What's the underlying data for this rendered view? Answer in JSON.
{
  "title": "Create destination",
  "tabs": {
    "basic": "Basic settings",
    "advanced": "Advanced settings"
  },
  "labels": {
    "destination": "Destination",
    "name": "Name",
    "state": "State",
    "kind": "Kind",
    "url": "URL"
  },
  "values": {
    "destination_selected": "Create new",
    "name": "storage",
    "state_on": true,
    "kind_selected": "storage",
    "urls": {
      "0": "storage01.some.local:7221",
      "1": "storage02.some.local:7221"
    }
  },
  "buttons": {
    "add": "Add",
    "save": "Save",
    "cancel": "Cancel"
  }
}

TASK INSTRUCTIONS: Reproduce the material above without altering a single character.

SOLVED EXERCISE:
What's the underlying data for this rendered view? Answer in JSON.
{
  "title": "Create destination",
  "tabs": {
    "basic": "Basic settings",
    "advanced": "Advanced settings"
  },
  "labels": {
    "destination": "Destination",
    "name": "Name",
    "state": "State",
    "kind": "Kind",
    "url": "URL"
  },
  "values": {
    "destination_selected": "Create new",
    "name": "storage",
    "state_on": true,
    "kind_selected": "storage",
    "urls": {
      "0": "storage01.some.local:7221",
      "1": "storage02.some.local:7221"
    }
  },
  "buttons": {
    "add": "Add",
    "save": "Save",
    "cancel": "Cancel"
  }
}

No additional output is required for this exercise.